* **What the task requires**
Output each line of the data below exactly, omitting any image.

(App and web page records)

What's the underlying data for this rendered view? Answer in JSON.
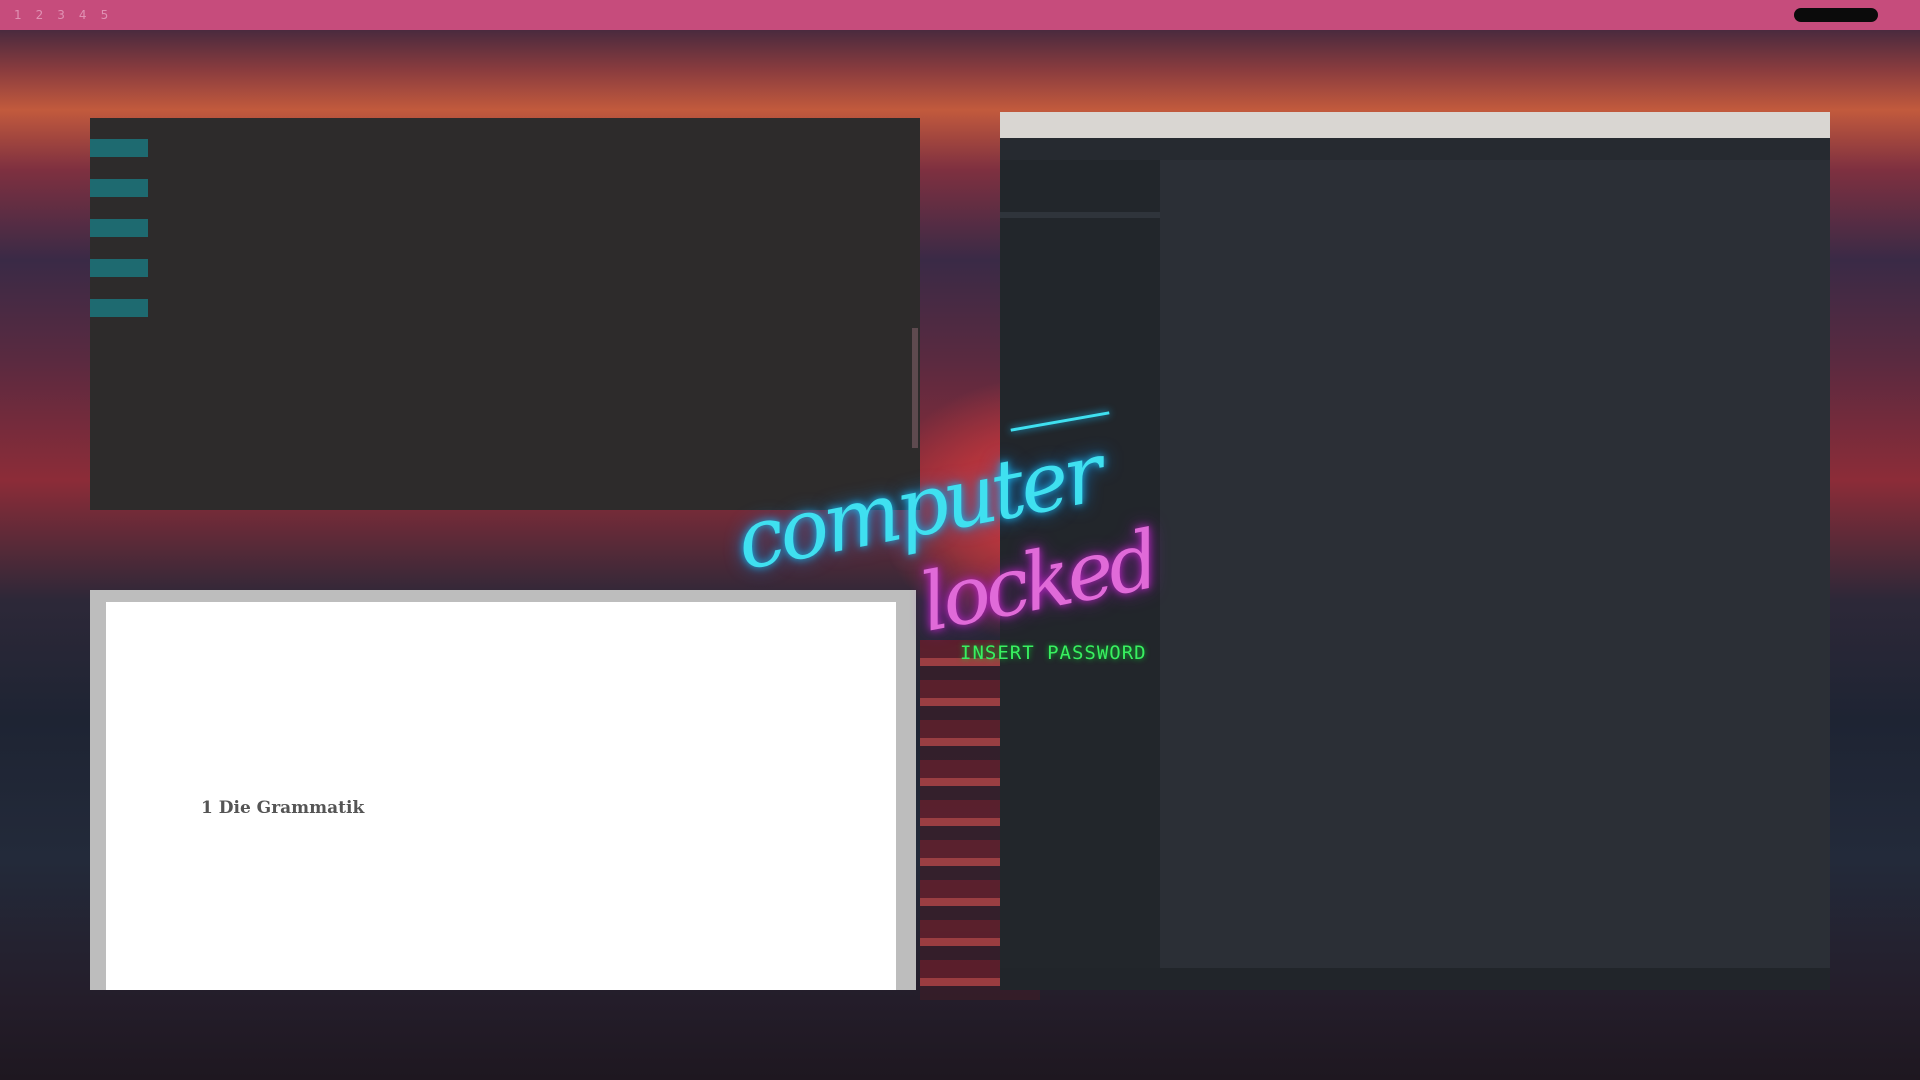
{
  "topbar": {
    "workspaces": [
      "1",
      "2",
      "3",
      "4",
      "5"
    ],
    "status_items": [
      "",
      "",
      "",
      "",
      "",
      ""
    ]
  },
  "terminal": {
    "title": "",
    "rows": [
      {
        "kind": "hl",
        "text": ""
      },
      {
        "kind": "dim",
        "text": ""
      },
      {
        "kind": "hl",
        "text": ""
      },
      {
        "kind": "dim",
        "text": ""
      },
      {
        "kind": "hl",
        "text": ""
      },
      {
        "kind": "dim",
        "text": ""
      },
      {
        "kind": "hl",
        "text": ""
      },
      {
        "kind": "dim",
        "text": ""
      },
      {
        "kind": "hl",
        "text": ""
      },
      {
        "kind": "dim",
        "text": ""
      }
    ]
  },
  "pdf": {
    "header_lines": [
      "",
      "",
      ""
    ],
    "date": "",
    "section_title": "1 Die Grammatik",
    "subsection": "",
    "paragraphs": [
      "",
      "",
      ""
    ]
  },
  "editor": {
    "title": "",
    "tabs": [
      "",
      "",
      "",
      ""
    ],
    "sidebar_folder": "",
    "sidebar_files": [
      "",
      "",
      "",
      "",
      "",
      "",
      "",
      "",
      ""
    ],
    "status_left": "",
    "status_right": ""
  },
  "lock": {
    "title_line1": "computer",
    "title_line2": "locked",
    "prompt": "INSERT PASSWORD"
  },
  "signature": "",
  "colors": {
    "topbar": "#c64c7c",
    "lock_cyan": "#3fe0f0",
    "lock_magenta": "#e06ad8",
    "prompt_green": "#38f060",
    "terminal_bg": "#2d2b2b",
    "editor_bg": "#2b2f36"
  }
}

* **Solution for this exercise**
What's the underlying data for this rendered view? Answer in JSON.
{
  "topbar": {
    "workspaces": [
      "1",
      "2",
      "3",
      "4",
      "5"
    ],
    "status_items": [
      "",
      "",
      "",
      "",
      "",
      ""
    ]
  },
  "terminal": {
    "title": "",
    "rows": [
      {
        "kind": "hl",
        "text": ""
      },
      {
        "kind": "dim",
        "text": ""
      },
      {
        "kind": "hl",
        "text": ""
      },
      {
        "kind": "dim",
        "text": ""
      },
      {
        "kind": "hl",
        "text": ""
      },
      {
        "kind": "dim",
        "text": ""
      },
      {
        "kind": "hl",
        "text": ""
      },
      {
        "kind": "dim",
        "text": ""
      },
      {
        "kind": "hl",
        "text": ""
      },
      {
        "kind": "dim",
        "text": ""
      }
    ]
  },
  "pdf": {
    "header_lines": [
      "",
      "",
      ""
    ],
    "date": "",
    "section_title": "1 Die Grammatik",
    "subsection": "",
    "paragraphs": [
      "",
      "",
      ""
    ]
  },
  "editor": {
    "title": "",
    "tabs": [
      "",
      "",
      "",
      ""
    ],
    "sidebar_folder": "",
    "sidebar_files": [
      "",
      "",
      "",
      "",
      "",
      "",
      "",
      "",
      ""
    ],
    "status_left": "",
    "status_right": ""
  },
  "lock": {
    "title_line1": "computer",
    "title_line2": "locked",
    "prompt": "INSERT PASSWORD"
  },
  "signature": "",
  "colors": {
    "topbar": "#c64c7c",
    "lock_cyan": "#3fe0f0",
    "lock_magenta": "#e06ad8",
    "prompt_green": "#38f060",
    "terminal_bg": "#2d2b2b",
    "editor_bg": "#2b2f36"
  }
}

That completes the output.